A. There are lots of really good reels to use. We prefer a reel with a high drag setting coupled with a good graphite rod to be able to drag them up out of their haunts. Some of these fish will put you and your equipment to the test for sure. It makes all the sense in the world to have what it takes to control these brute fish. Since the end of last season we switched over to the Quantum Smoke Reels, and prior to that we used the Quantum Cabo and Boca reels. The rods we use are Lamiglass Inshore Graphite's and Crowder Rods. You can use what you want it is only a matter of how long you want it to last. We spool the reels with Sufix Braided line and Seaguar 3 ft Fluorocarbon leaders. Shimano also is a good choice of reels. Remember! The big togs will put it to you, so be prepared and your trips will be not only exciting but rewarding as well.
Q. Cost vs Standard jigs?

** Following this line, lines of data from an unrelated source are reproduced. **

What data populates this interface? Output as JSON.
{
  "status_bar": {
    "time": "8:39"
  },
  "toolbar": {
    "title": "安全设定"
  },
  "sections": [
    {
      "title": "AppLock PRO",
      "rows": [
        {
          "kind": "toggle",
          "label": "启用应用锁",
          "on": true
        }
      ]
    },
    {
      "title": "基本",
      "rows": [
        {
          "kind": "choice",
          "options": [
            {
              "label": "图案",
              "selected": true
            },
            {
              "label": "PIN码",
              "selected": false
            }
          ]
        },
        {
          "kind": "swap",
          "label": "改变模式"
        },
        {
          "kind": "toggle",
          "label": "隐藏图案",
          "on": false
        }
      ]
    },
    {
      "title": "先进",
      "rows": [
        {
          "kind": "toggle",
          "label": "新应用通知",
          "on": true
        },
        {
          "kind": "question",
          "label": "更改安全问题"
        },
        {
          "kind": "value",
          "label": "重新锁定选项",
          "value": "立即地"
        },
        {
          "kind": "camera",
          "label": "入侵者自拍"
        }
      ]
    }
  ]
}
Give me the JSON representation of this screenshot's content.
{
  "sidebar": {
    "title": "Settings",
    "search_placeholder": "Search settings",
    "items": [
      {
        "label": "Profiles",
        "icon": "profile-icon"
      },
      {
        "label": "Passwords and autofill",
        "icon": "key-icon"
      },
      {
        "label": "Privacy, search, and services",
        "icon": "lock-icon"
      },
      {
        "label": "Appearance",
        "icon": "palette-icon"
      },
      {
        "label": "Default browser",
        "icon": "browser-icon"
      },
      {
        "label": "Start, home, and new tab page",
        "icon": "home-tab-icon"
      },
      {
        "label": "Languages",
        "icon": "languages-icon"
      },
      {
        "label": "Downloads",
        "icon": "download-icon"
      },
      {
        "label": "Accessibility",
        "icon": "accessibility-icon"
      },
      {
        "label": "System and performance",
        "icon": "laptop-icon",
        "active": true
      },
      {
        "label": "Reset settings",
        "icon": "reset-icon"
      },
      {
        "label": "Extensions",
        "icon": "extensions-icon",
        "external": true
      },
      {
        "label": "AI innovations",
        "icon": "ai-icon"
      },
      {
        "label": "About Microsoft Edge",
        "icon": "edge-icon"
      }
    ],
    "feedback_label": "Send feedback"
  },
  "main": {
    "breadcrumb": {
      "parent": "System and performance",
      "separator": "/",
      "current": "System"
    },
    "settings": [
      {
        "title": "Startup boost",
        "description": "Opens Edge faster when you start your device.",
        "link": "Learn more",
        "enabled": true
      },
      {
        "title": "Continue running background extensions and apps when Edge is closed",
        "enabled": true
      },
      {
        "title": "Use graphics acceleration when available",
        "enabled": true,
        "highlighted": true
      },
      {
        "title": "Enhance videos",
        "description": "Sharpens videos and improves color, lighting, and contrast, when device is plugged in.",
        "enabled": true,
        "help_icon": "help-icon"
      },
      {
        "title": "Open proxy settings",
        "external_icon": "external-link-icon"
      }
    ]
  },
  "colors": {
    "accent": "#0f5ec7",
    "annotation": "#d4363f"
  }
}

A. We can and do make jigs that can be used that are in-expensive. The Tidaltails Jig'z are labor intensive to make and If you knew what went into making them you would not even think about it. Just for a quick example. The Craggy Tidaltails Jigs have 4 basic colors and 2 colors that we developed as strain colors, finished with a hard clear top coat. This is what makes the jig what it is and why it works so well!. It is a tedious job to paint and heat treat, it takes a lot of time. Couple that with the fact that we manufacture everything here in the states and are subject to overhead costs , FET taxes, the rising cost of lead and the high cost of doing business in the states, which we all know is ridiculous. But! as mentioned above you could use any of our blackfish jigs when the bite is hot and the tog are committing suicide. But when the fishing is tuff it makes all the sense in the world to use what works best. That would be our Tidaltails "Craggy Colored" Blackfish Jig'z. So to put it simple, it is a labor intensive jig to make but well worth the effort. It is not just a lump of lead with green and orange on it that someone brought in from China or poured in their garage and thru in a toaster oven. It has our passion for black fishing built into everyone and we hope it rubs off on you.
Q. Is Tidaltails the first to use jigs for blackfish.
A. Not at all. There a re a few anglers that have been using jigs for years. On of them was a friend from Mamaroneck named Warren. That is when I first saw jigs being used for tog. But using some of the jigs on the market had inherent problems in the way they fished and we did lose a lot of jig's, which is why I wanted to make it better with less of a loss. So the answer is a NO we are not the first to use jigs for blackfish. But we are the first jig designed specifically to use for blackfish that has revolutionized black fishing forever and made it more of a sport that takes place inshore.
NOTE/Heavier Jig'z: Just to keep it honest! We have had many requests for a heavier jig for deeper water, and they can be used in most cases, We use them in the deeper faster moving water. A stout rod and conventional reel will always be needed. But it was not made to take the place of the traditional hook and sinker for deep wrecks, reefs and late fall black fishing, be selective were you use it. . But! If the bottom allows the use of the jig, then go for it. Especially with our high hook rig. It could be allot of fun. If more than 4 ounces is needed. It's safe to say you should go
with hook and sinker. The jigs can be used in many situations but was not intended to replace
the conventional means of black fishing. Fin Strike makes many rigs and hooks for this type of black fishing.